  “The people of Gaza need continuous aid delivery at a level that corresponds to the enormous needs. To ease the suffering and enable the delivery of life-saving assistance, we echo the Secretary General’s appeal for a humanitarian ceasefire,” he added.
  WFP has already assisted close to 630,000 people in shelters and in communities across Gaza and the West Bank. The assistance includes emergency food supplies, mainly canned food and fresh bread, and electronic vouchers where shops are open and have food supplies.
  On average 200,000 people in shelters receive the fresh bread provided by WFP every day but the fuel shortage is making it ever harder for bakeries to operate. On Wednesday, only 150,000 people received bread. Currently, only two WFP-contracted bakeries are working, compared to 23 at the start of the operation. They are usually producing around six times their usual quantity of bread.
  Fuel is not only critical for bakeries. It is also needed for the trucks that receive the supplies entering through the Rafah crossing and to distribute those supplies across Gaza. In addition, fuel is critical for hospitals and for water desalination and pumping stations.
  Essential food commodities are rapidly running out in Gaza’s shops. Despite more food being available at wholesalers, shops are not able to re-stock due to damaged roads, safety concerns and shortage of fuel. Around 10 percent of WFP-contracted shops have run out of food supplies.

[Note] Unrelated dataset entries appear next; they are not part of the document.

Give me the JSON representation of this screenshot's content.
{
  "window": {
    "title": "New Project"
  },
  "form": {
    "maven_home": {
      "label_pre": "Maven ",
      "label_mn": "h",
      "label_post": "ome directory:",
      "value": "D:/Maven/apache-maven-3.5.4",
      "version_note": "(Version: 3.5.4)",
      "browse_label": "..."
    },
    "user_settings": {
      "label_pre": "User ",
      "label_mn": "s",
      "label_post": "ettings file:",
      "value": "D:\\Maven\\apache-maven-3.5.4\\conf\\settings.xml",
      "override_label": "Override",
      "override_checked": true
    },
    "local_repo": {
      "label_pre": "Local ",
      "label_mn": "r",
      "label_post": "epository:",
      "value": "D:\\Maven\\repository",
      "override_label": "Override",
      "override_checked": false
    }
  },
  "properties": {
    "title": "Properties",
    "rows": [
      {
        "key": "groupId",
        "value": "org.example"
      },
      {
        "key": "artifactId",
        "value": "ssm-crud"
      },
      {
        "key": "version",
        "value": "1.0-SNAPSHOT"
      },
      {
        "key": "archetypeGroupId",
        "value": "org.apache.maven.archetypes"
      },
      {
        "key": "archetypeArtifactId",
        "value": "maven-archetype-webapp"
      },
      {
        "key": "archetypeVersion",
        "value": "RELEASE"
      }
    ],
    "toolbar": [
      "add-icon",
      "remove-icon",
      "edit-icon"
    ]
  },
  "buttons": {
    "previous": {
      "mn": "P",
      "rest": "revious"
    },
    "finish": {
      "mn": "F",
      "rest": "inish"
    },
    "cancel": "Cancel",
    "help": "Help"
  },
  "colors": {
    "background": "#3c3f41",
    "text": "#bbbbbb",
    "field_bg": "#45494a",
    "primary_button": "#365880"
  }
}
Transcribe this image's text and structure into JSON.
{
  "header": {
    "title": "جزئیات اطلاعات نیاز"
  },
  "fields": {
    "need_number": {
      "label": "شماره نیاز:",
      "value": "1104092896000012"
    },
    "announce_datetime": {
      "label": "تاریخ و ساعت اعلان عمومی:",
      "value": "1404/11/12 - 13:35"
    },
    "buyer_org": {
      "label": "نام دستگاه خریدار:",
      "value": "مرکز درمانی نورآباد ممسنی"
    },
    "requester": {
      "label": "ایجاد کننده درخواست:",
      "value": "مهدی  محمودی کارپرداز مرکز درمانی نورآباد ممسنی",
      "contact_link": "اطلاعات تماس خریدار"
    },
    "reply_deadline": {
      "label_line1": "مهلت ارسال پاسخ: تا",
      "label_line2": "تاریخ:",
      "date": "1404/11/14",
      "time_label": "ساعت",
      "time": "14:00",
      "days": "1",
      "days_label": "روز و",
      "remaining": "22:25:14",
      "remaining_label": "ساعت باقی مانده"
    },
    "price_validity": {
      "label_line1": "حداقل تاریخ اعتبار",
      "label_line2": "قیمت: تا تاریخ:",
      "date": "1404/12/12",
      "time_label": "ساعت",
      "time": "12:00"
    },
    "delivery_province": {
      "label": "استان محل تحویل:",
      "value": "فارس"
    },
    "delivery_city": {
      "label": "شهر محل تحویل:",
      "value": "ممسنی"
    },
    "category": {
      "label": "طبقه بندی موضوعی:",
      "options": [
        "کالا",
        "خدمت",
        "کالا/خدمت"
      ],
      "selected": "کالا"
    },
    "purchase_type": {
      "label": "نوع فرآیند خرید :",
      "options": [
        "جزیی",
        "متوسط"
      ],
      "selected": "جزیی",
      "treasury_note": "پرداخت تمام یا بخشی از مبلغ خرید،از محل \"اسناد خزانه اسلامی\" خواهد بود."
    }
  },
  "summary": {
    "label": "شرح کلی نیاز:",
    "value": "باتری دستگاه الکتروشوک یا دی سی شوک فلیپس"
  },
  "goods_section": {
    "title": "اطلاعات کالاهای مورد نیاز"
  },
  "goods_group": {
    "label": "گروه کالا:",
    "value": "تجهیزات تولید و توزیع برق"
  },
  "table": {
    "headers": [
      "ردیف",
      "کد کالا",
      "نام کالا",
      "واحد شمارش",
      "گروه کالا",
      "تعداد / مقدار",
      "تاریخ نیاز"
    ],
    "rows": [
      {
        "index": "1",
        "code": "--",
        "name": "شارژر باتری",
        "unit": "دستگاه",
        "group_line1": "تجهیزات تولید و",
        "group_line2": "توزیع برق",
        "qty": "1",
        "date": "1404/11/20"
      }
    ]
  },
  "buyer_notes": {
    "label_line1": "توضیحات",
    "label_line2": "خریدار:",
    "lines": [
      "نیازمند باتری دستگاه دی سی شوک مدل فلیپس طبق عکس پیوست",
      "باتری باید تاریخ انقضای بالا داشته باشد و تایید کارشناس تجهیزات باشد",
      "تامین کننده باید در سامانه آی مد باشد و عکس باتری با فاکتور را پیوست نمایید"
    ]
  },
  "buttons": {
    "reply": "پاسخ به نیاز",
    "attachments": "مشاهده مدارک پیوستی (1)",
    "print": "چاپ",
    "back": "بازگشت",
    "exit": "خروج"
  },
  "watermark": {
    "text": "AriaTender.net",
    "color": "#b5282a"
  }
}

  WFP is continuing the distribution of electronic food vouchers in Gaza and so far 88 percent of people who received the vouchers have redeemed them. But the capacity of shops to run the voucher program is diminishing as the stocks run out.